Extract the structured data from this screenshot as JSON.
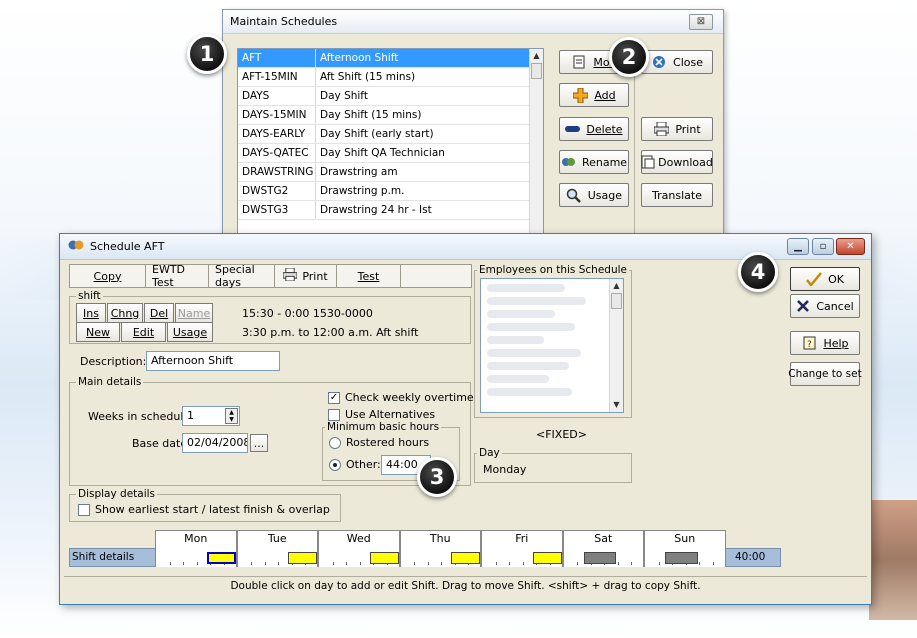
{
  "maintain": {
    "title": "Maintain Schedules",
    "close_x": "⊠",
    "list": [
      {
        "code": "AFT",
        "name": "Afternoon Shift"
      },
      {
        "code": "AFT-15MIN",
        "name": "Aft Shift (15 mins)"
      },
      {
        "code": "DAYS",
        "name": "Day Shift"
      },
      {
        "code": "DAYS-15MIN",
        "name": "Day Shift (15 mins)"
      },
      {
        "code": "DAYS-EARLY",
        "name": "Day Shift (early start)"
      },
      {
        "code": "DAYS-QATEC",
        "name": "Day Shift QA Technician"
      },
      {
        "code": "DRAWSTRING",
        "name": "Drawstring  am"
      },
      {
        "code": "DWSTG2",
        "name": "Drawstring p.m."
      },
      {
        "code": "DWSTG3",
        "name": "Drawstring 24 hr - Ist"
      }
    ],
    "buttons": {
      "modify": "Mod",
      "add": "Add",
      "delete": "Delete",
      "rename": "Rename",
      "usage": "Usage",
      "close": "Close",
      "print": "Print",
      "download": "Download",
      "translate": "Translate"
    }
  },
  "schedule": {
    "title": "Schedule  AFT",
    "tabs": {
      "copy": "Copy",
      "ewtd": "EWTD Test",
      "special": "Special days",
      "print": "Print",
      "test": "Test"
    },
    "shift": {
      "legend": "shift",
      "ins": "Ins",
      "chng": "Chng",
      "del": "Del",
      "name": "Name",
      "new": "New",
      "edit": "Edit",
      "usage": "Usage",
      "time1": "15:30 - 0:00  1530-0000",
      "time2": "3:30 p.m. to 12:00 a.m. Aft shift"
    },
    "description_label": "Description:",
    "description_value": "Afternoon Shift",
    "main": {
      "legend": "Main details",
      "weeks_label": "Weeks in schedule:",
      "weeks_value": "1",
      "base_label": "Base date:",
      "base_value": "02/04/2008",
      "browse": "...",
      "check_overtime": "Check weekly overtime",
      "use_alt": "Use Alternatives",
      "min_legend": "Minimum basic hours",
      "rostered": "Rostered hours",
      "other": "Other:",
      "other_value": "44:00"
    },
    "display": {
      "legend": "Display details",
      "show_earliest": "Show earliest start / latest finish & overlap"
    },
    "employees": {
      "legend": "Employees on this Schedule",
      "fixed": "<FIXED>"
    },
    "day": {
      "legend": "Day",
      "value": "Monday"
    },
    "buttons": {
      "ok": "OK",
      "cancel": "Cancel",
      "help": "Help",
      "change_to_set": "Change to set"
    },
    "grid": {
      "row_label": "Shift details",
      "total": "40:00",
      "days": [
        "Mon",
        "Tue",
        "Wed",
        "Thu",
        "Fri",
        "Sat",
        "Sun"
      ],
      "day_states": [
        "selected",
        "yellow",
        "yellow",
        "yellow",
        "yellow",
        "grey",
        "grey"
      ]
    },
    "status": "Double click on day to add or edit Shift.  Drag to move Shift.  <shift> + drag to copy Shift."
  },
  "callouts": [
    "1",
    "2",
    "3",
    "4"
  ],
  "colors": {
    "selection": "#3399ff",
    "shift_bar": "#ffff00",
    "weekend_bar": "#808080",
    "row_bar": "#a7bedb"
  }
}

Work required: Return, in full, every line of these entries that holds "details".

Your response:
      "legend": "Main details",
      "legend": "Display details",
      "row_label": "Shift details",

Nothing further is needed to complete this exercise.